This is not what King saw from the mountaintop.

The black community was much poorer than the white community to begin with. But far more intense poverty crushed black families like an avalanche from coast to coast. Two things happened simultaneously. The Great Recession led to lower public resources. In some areas, revenue from traffic fines issued by police grew as a percentage of municipal income. At the same time, with greater economic desperation, there was an uptick of petty crime. With police under pressure to bring in more revenue, and increased poverty, especially among blacks, the justice system has regressed to more racialized practices in many places. This is how, in 2011, NYPD stopped and frisked more black men in New York than the number of black men who live in New York. This is how an unarmed Eric Garner gets choked to death for selling loose cigarettes in Staten Island. This is how Ferguson, and other St. Louis area municipalities, issue as many traffic tickets to black people as there are black people living in the town. This is getting pulled over for Driving While Black.

This tightening of the glove of justice is on top of the already onerous incarceration rate in America. Since Reagan launched the drug war in the 1980s, the prison population has skyrocketed. The Atlantic reports that Mark Mauer, author of The Race to Incarcerate, says,

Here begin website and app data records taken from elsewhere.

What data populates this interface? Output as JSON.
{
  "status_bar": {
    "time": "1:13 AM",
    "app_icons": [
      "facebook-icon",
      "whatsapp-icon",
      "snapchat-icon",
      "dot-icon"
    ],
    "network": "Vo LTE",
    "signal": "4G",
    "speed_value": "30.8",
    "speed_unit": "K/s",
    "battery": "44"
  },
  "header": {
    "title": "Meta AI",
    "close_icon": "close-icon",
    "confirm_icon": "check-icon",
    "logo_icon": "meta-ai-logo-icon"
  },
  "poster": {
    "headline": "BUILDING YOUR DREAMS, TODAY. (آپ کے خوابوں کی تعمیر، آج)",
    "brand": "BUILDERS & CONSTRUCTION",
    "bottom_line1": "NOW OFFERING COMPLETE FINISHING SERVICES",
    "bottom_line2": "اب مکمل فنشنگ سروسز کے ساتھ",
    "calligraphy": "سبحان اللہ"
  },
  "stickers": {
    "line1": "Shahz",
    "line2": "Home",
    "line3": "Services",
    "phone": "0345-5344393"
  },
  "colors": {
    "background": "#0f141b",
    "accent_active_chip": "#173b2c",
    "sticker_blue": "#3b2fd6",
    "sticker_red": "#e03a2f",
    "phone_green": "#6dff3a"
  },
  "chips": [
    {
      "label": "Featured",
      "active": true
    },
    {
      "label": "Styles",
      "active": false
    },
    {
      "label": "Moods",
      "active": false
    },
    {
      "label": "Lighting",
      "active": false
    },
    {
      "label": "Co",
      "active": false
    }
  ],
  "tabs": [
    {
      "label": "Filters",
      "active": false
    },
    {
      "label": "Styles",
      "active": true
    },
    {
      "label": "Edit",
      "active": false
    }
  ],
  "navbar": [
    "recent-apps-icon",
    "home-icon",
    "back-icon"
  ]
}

“No other society in human history has ever imprisoned so many of its own citizens for the purpose of crime control.”

According to a Human Rights Watch report, it is not debatable that the drug war has racist outcomes,

Relative to their numbers in the general population and among drug offenders, black Americans are disproportionately arrested, convicted, and incarcerated on drug charges.

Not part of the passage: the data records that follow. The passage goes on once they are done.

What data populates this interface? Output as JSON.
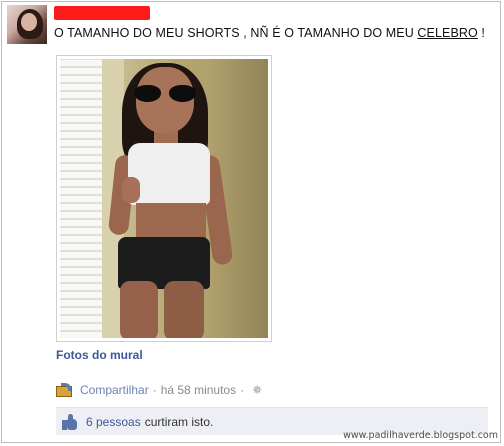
{
  "post": {
    "text_before": "O TAMANHO DO MEU SHORTS , NÑ É O TAMANHO DO MEU ",
    "text_underlined": "CELEBRO",
    "text_after": " !"
  },
  "album": {
    "label": "Fotos do mural"
  },
  "meta": {
    "share_label": "Compartilhar",
    "separator": "·",
    "timestamp": "há 58 minutos",
    "icon": "gear-icon"
  },
  "likes": {
    "count_text": "6 pessoas",
    "suffix": " curtiram isto.",
    "icon": "like-thumb-icon"
  },
  "watermark": "www.padilhaverde.blogspot.com",
  "colors": {
    "link": "#3b5998",
    "meta_link": "#6d84b4",
    "likes_bg": "#edeff4",
    "redaction": "#ff1a1a"
  }
}
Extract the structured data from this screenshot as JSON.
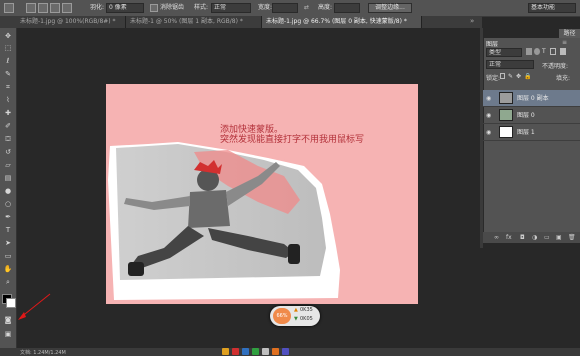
{
  "options_bar": {
    "feather_label": "羽化:",
    "feather_value": "0 像素",
    "antialias_label": "消除锯齿",
    "style_label": "样式:",
    "style_value": "正常",
    "width_label": "宽度:",
    "height_label": "高度:",
    "refine_edge_button": "调整边缘...",
    "workspace_value": "基本功能"
  },
  "tabs": [
    {
      "label": "未标题-1.jpg @ 100%(RGB/8#) *"
    },
    {
      "label": "未标题-1 @ 50% (图层 1 副本, RGB/8) *"
    },
    {
      "label": "未标题-1.jpg @ 66.7% (图层 0 副本, 快速蒙版/8) *"
    }
  ],
  "canvas": {
    "annotation_line1": "添加快速蒙版。",
    "annotation_line2": "突然发现能直接打字不用我用鼠标写"
  },
  "navigator": {
    "zoom": "66%",
    "value1": "0K35",
    "value2": "0K05"
  },
  "panel": {
    "title": "图层",
    "tab_paths": "路径",
    "kind_value": "类型",
    "blend_mode": "正常",
    "opacity_label": "不透明度:",
    "lock_label": "锁定:",
    "fill_label": "填充:",
    "layers": [
      {
        "name": "图层 0 副本"
      },
      {
        "name": "图层 0"
      },
      {
        "name": "图层 1"
      }
    ]
  },
  "status": {
    "text": "文档: 1.24M/1.24M"
  },
  "colors": {
    "canvas_pink": "#f6b3b3",
    "annotation_text": "#b3313a",
    "panel_gray": "#535353",
    "workspace": "#282828"
  }
}
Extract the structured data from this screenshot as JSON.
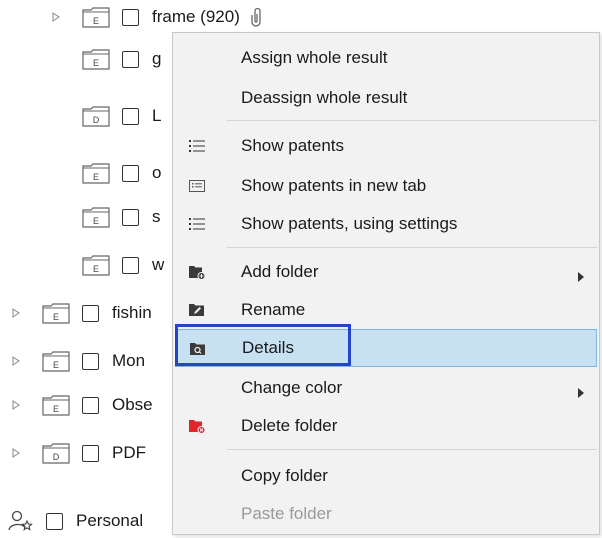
{
  "tree": {
    "rows": [
      {
        "label": "frame (920)",
        "folder_letter": "E",
        "expander": true
      },
      {
        "label": "g",
        "folder_letter": "E",
        "expander": false
      },
      {
        "label": "L",
        "folder_letter": "D",
        "expander": false
      },
      {
        "label": "o",
        "folder_letter": "E",
        "expander": false
      },
      {
        "label": "s",
        "folder_letter": "E",
        "expander": false
      },
      {
        "label": "w",
        "folder_letter": "E",
        "expander": false
      },
      {
        "label": "fishin",
        "folder_letter": "E",
        "expander": true
      },
      {
        "label": "Mon",
        "folder_letter": "E",
        "expander": true
      },
      {
        "label": "Obse",
        "folder_letter": "E",
        "expander": true
      },
      {
        "label": "PDF",
        "folder_letter": "D",
        "expander": true
      },
      {
        "label": "Personal",
        "folder_letter": "",
        "expander": false
      }
    ]
  },
  "context_menu": {
    "items": [
      {
        "label": "Assign whole result",
        "icon": "",
        "submenu": false
      },
      {
        "label": "Deassign whole result",
        "icon": "",
        "submenu": false
      },
      {
        "label": "Show patents",
        "icon": "list-icon",
        "submenu": false
      },
      {
        "label": "Show patents in new tab",
        "icon": "tab-list-icon",
        "submenu": false
      },
      {
        "label": "Show patents, using settings",
        "icon": "list-settings-icon",
        "submenu": false
      },
      {
        "label": "Add folder",
        "icon": "add-folder-icon",
        "submenu": true
      },
      {
        "label": "Rename",
        "icon": "rename-icon",
        "submenu": false
      },
      {
        "label": "Details",
        "icon": "details-icon",
        "submenu": false,
        "highlighted": true
      },
      {
        "label": "Change color",
        "icon": "",
        "submenu": true
      },
      {
        "label": "Delete folder",
        "icon": "delete-folder-icon",
        "submenu": false
      },
      {
        "label": "Copy folder",
        "icon": "",
        "submenu": false
      },
      {
        "label": "Paste folder",
        "icon": "",
        "submenu": false,
        "disabled": true
      }
    ]
  },
  "colors": {
    "menu_bg": "#f2f2f2",
    "highlight_bg": "#c7e0f2",
    "focus_ring": "#2445c6",
    "delete_icon": "#e0242a"
  }
}
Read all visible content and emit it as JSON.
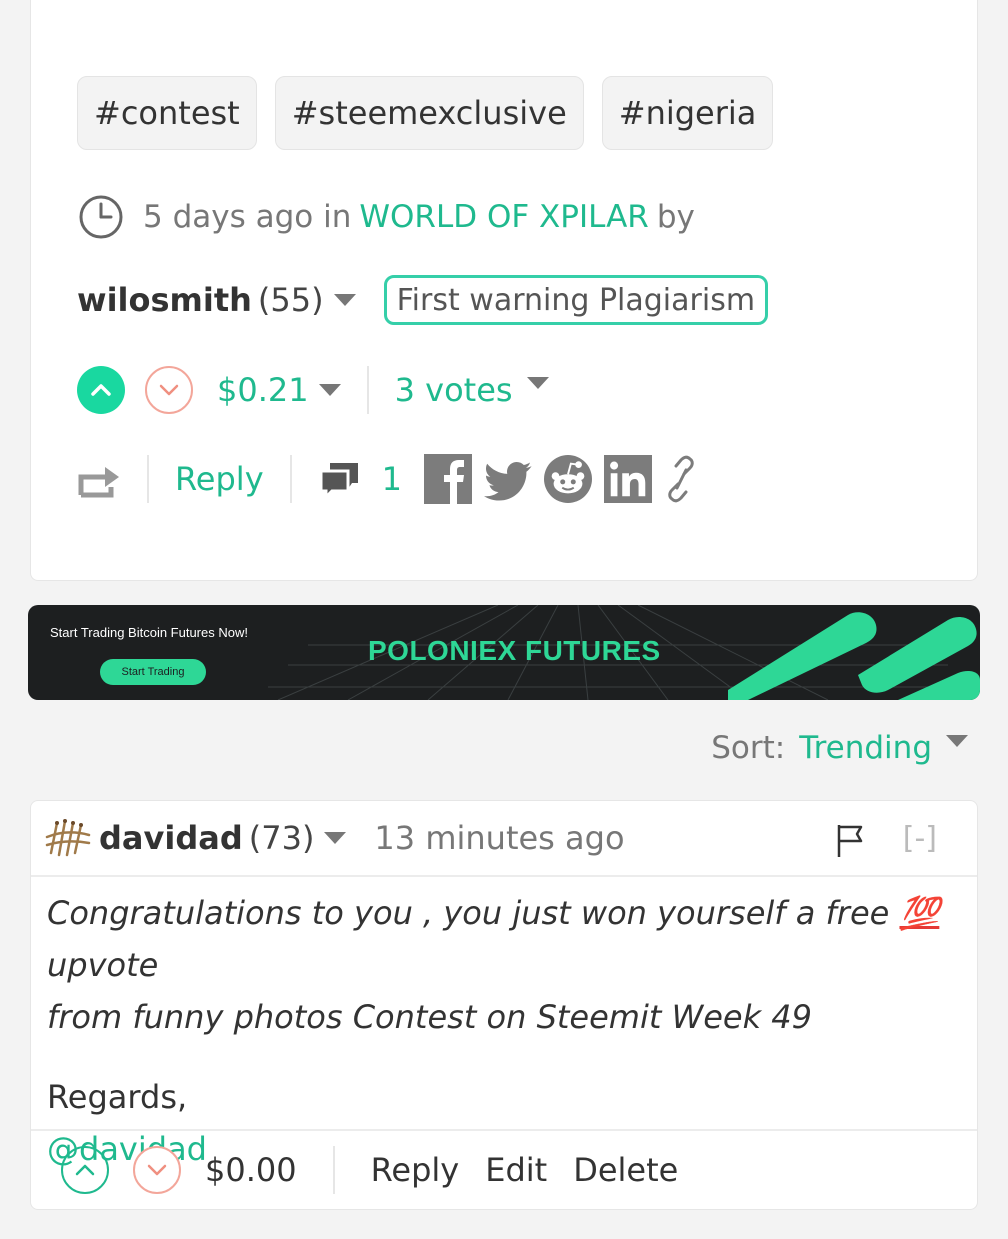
{
  "post": {
    "tags": [
      "#contest",
      "#steemexclusive",
      "#nigeria"
    ],
    "meta_time": "5 days ago in",
    "community": "WORLD OF XPILAR",
    "by": "by",
    "author": "wilosmith",
    "author_rep": "(55)",
    "warning_label": "First warning Plagiarism",
    "payout": "$0.21",
    "votes": "3 votes",
    "reply_label": "Reply",
    "comment_count": "1",
    "social_icons": [
      "facebook-icon",
      "twitter-icon",
      "reddit-icon",
      "linkedin-icon",
      "link-icon"
    ]
  },
  "banner": {
    "tagline": "Start Trading Bitcoin Futures Now!",
    "button_label": "Start Trading",
    "brand": "POLONIEX FUTURES"
  },
  "sort": {
    "label": "Sort:",
    "value": "Trending"
  },
  "comment": {
    "author": "davidad",
    "author_rep": "(73)",
    "time": "13 minutes ago",
    "collapse_label": "[-]",
    "body_line_1": "Congratulations to you , you just won yourself a free",
    "emoji_100": "💯",
    "body_line_1b": "upvote",
    "body_line_2": "from funny photos Contest on Steemit Week 49",
    "regards": "Regards,",
    "mention": "@davidad",
    "payout": "$0.00",
    "actions": {
      "reply": "Reply",
      "edit": "Edit",
      "delete": "Delete"
    }
  },
  "colors": {
    "accent": "#1fb98e",
    "upvote_fill": "#19d8a0",
    "downvote_border": "#f3a69a",
    "badge_border": "#35cfa9",
    "banner_bg": "#1d1f20",
    "banner_green": "#2ed796"
  }
}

It is not that black people do drugs more than whites. Those rates are roughly equal. Black people are arrested, tried, convicted and sentenced at far greater rates. The US has 5% of the world’s population but holds 25% of the world’s prisoners. Blacks and Hispanics are almost half of the 2.3 million Americans behind bars, even though they are roughly a quarter of the general population. This is what, essentially, replaced segregation. This is the foundation of socioeconomic quicksand upon which black Americans were trying to build when predatory banks cut their wealth by half. It is the context in which broken windows policing and predatory fining squeezes the already poor, and overpoliced. This is why, when native son Mike Brown is shot down in the street while unarmed, and Eric Garner is choked to death for talking back, it is the last straw.

The lack of wealth in the black community is a legacy of slavery and segregation. When the economy turns south, white people have greater accumulated wealth to draw on from generations of savings, home owning, educational degrees, career advancement, and avoiding the shackles of the justice system. On the whole, black people have nothing to fall back on when they lose their home, because, for centuries, their families were not allowed to accumulate any wealth. Today, they are ostensibly allowed to, but with few exceptions, in practice, they are not able to.

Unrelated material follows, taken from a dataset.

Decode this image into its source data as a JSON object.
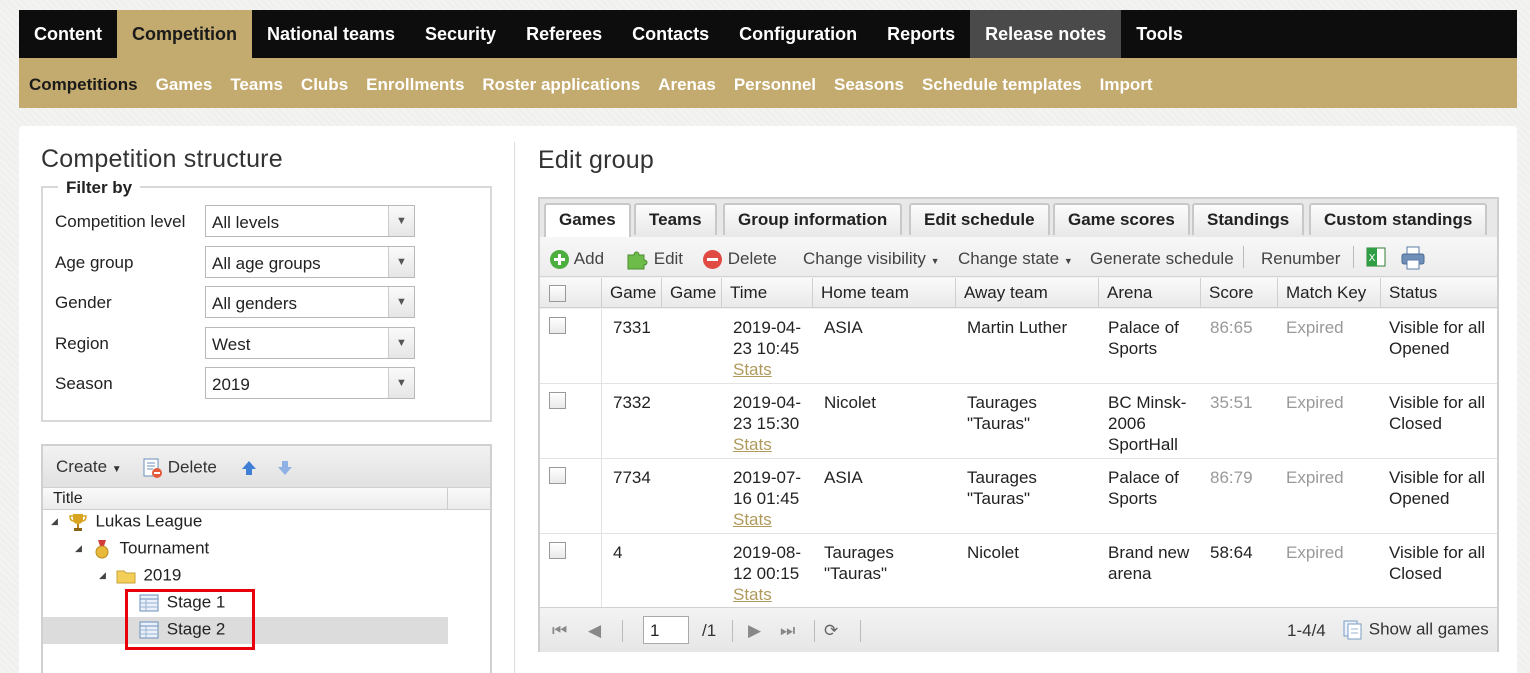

This is not the promised land.

It may be true that we have made some progress in judging folks by the content of their character since King’s day. Comedian and actor Chris Rock said he is hopeful for the future because,

“The advantage that my children have is that my children are encountering the nicest white people that America has ever produced.”

But this is the symbolic, general version of King’s Dream. It is the symbol that those who wish to water it down rally around. The declining social acceptability of racism among white people does not mean that America has achieved equality for its black community. There is still great systemic racial injustice in America. We will not reach the promised land that King saw until the black community as a whole has been severed entirely from the social, economic, political and justice legacy of slavery and segregation. After two and a half centuries of slavery, a century of segregation and half a century of Civil Rights, we have not arrived, we still have a long way to go.

Marc Belisle is the Reverb Press World Affairs Editor. He is a writer, activist and teacher. He has a Master's degree in International Conflict Analysis from the Brussels School of International Studies. READ MORE BY MARC.